═════ Given records ═════

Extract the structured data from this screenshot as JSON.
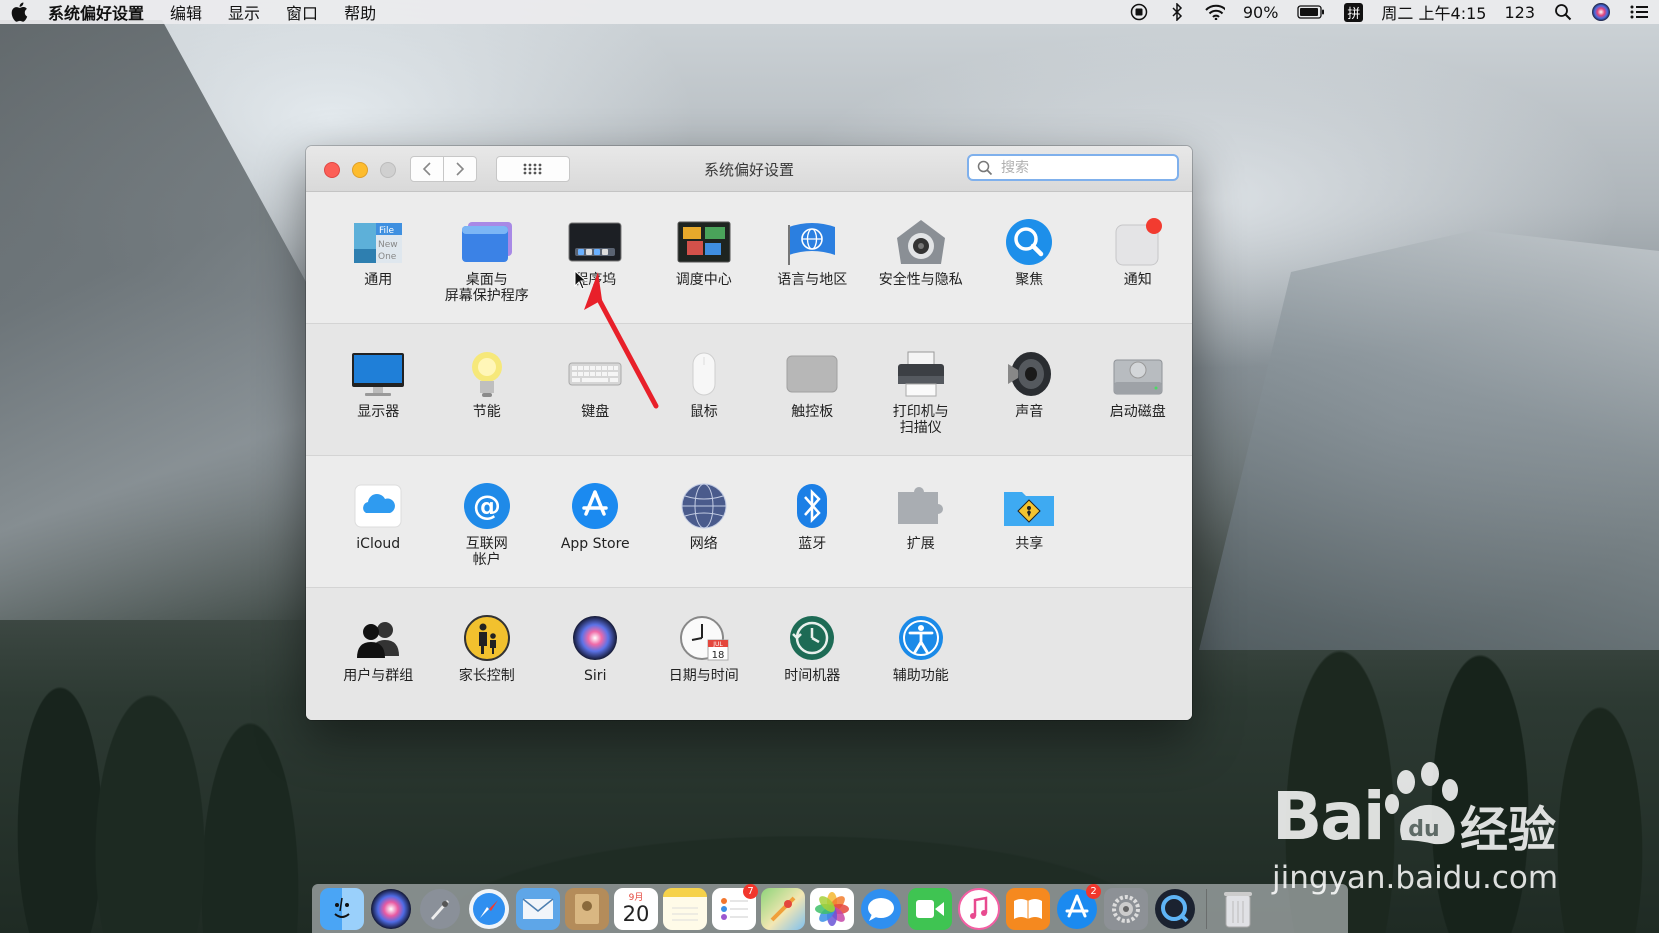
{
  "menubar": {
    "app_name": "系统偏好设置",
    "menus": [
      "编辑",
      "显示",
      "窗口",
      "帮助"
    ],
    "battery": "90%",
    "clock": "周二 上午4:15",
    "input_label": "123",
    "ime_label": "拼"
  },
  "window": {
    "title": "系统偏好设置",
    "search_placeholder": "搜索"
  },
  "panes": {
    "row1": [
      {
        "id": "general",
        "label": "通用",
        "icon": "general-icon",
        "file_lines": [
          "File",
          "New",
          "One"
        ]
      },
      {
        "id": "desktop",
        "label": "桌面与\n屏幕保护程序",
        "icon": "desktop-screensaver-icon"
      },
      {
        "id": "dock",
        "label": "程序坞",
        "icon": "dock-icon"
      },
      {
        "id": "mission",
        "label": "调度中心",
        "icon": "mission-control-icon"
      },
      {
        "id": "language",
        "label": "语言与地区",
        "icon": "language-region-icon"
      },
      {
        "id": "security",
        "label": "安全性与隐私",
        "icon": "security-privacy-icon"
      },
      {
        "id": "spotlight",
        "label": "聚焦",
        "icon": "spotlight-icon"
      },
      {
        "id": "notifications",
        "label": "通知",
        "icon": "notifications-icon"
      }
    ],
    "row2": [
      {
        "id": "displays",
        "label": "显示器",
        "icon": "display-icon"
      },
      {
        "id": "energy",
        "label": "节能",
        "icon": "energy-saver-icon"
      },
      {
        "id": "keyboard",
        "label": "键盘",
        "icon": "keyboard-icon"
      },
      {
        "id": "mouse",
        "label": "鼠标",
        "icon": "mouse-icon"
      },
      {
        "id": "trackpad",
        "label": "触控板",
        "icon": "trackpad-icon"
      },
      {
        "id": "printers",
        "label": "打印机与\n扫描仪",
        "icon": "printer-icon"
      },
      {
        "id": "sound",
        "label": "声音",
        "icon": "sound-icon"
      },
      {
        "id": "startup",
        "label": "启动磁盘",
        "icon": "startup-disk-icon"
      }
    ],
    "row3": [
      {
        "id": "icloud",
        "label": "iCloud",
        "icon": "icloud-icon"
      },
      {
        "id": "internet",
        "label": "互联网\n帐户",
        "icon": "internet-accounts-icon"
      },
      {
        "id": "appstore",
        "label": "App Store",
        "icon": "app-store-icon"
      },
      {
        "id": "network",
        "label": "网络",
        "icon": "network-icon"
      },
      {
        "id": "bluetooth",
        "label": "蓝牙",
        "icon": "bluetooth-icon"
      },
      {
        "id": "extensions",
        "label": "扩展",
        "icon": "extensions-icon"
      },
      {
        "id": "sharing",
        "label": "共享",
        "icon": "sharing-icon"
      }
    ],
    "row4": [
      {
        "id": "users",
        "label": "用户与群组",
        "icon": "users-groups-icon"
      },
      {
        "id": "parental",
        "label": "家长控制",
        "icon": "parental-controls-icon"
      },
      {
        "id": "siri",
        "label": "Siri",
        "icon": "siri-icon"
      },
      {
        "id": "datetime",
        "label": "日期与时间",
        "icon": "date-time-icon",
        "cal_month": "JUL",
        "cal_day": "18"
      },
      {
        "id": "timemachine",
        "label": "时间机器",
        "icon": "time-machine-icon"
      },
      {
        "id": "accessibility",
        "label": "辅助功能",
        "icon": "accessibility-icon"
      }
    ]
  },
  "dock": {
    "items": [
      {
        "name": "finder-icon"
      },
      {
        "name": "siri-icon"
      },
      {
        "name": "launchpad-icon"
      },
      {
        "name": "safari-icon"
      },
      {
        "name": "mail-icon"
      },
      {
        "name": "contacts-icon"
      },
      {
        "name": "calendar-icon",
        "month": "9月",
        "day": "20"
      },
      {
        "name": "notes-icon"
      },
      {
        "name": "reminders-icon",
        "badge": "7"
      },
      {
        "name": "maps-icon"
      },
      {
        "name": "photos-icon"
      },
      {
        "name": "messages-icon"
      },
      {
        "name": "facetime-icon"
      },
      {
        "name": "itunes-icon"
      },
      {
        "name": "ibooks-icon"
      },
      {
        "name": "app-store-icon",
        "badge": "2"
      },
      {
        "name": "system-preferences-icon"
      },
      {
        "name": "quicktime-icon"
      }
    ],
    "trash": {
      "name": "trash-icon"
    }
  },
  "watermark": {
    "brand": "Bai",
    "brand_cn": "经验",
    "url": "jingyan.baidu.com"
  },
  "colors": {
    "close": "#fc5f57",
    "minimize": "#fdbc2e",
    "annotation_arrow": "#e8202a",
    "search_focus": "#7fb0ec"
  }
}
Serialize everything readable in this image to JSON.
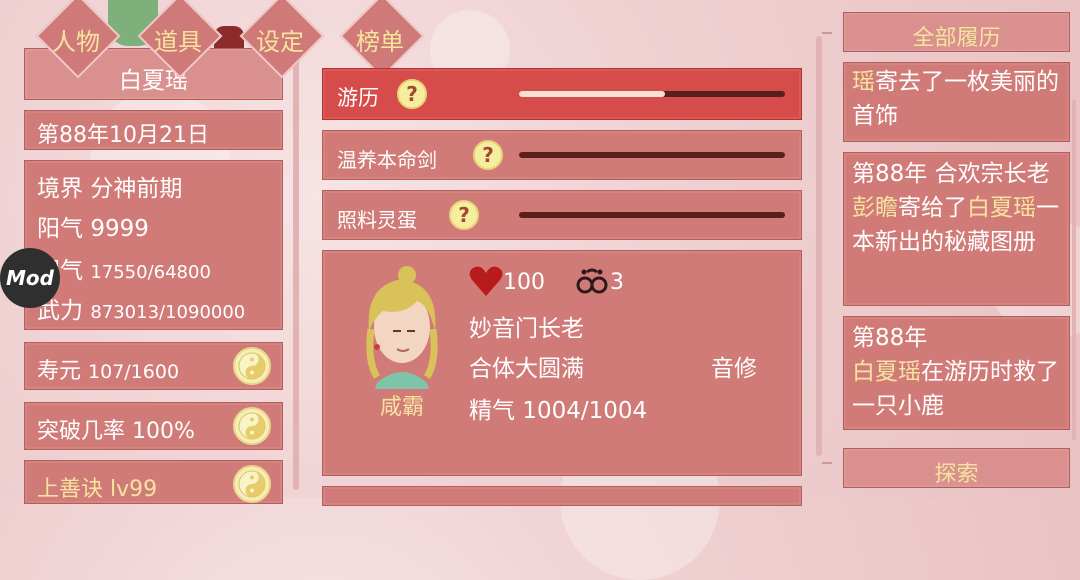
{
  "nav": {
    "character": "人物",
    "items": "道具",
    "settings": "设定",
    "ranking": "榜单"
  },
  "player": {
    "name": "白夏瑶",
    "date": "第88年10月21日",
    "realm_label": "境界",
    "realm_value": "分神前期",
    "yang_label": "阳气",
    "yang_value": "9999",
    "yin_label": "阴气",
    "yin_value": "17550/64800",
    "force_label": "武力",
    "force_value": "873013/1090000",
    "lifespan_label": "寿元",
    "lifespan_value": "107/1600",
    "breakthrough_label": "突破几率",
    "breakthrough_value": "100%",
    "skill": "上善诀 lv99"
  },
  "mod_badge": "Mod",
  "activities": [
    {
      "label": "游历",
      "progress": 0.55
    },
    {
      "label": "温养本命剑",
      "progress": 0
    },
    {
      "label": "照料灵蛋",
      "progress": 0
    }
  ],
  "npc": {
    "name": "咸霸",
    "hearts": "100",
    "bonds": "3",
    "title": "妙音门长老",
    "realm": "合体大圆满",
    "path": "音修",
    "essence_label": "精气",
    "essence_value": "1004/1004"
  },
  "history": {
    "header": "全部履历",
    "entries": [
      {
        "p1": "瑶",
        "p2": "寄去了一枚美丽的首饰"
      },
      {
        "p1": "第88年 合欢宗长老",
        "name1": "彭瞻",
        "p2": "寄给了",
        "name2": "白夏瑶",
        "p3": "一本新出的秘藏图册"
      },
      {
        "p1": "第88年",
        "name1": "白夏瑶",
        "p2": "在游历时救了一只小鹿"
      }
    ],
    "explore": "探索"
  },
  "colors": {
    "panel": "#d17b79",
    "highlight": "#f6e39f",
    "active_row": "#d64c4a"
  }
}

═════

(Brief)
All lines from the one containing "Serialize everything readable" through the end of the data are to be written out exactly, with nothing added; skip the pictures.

(Exercise result)
Serialize everything readable in this image to JSON.
{
  "nav": {
    "character": "人物",
    "items": "道具",
    "settings": "设定",
    "ranking": "榜单"
  },
  "player": {
    "name": "白夏瑶",
    "date": "第88年10月21日",
    "realm_label": "境界",
    "realm_value": "分神前期",
    "yang_label": "阳气",
    "yang_value": "9999",
    "yin_label": "阴气",
    "yin_value": "17550/64800",
    "force_label": "武力",
    "force_value": "873013/1090000",
    "lifespan_label": "寿元",
    "lifespan_value": "107/1600",
    "breakthrough_label": "突破几率",
    "breakthrough_value": "100%",
    "skill": "上善诀 lv99"
  },
  "mod_badge": "Mod",
  "activities": [
    {
      "label": "游历",
      "progress": 0.55
    },
    {
      "label": "温养本命剑",
      "progress": 0
    },
    {
      "label": "照料灵蛋",
      "progress": 0
    }
  ],
  "npc": {
    "name": "咸霸",
    "hearts": "100",
    "bonds": "3",
    "title": "妙音门长老",
    "realm": "合体大圆满",
    "path": "音修",
    "essence_label": "精气",
    "essence_value": "1004/1004"
  },
  "history": {
    "header": "全部履历",
    "entries": [
      {
        "p1": "瑶",
        "p2": "寄去了一枚美丽的首饰"
      },
      {
        "p1": "第88年 合欢宗长老",
        "name1": "彭瞻",
        "p2": "寄给了",
        "name2": "白夏瑶",
        "p3": "一本新出的秘藏图册"
      },
      {
        "p1": "第88年",
        "name1": "白夏瑶",
        "p2": "在游历时救了一只小鹿"
      }
    ],
    "explore": "探索"
  },
  "colors": {
    "panel": "#d17b79",
    "highlight": "#f6e39f",
    "active_row": "#d64c4a"
  }
}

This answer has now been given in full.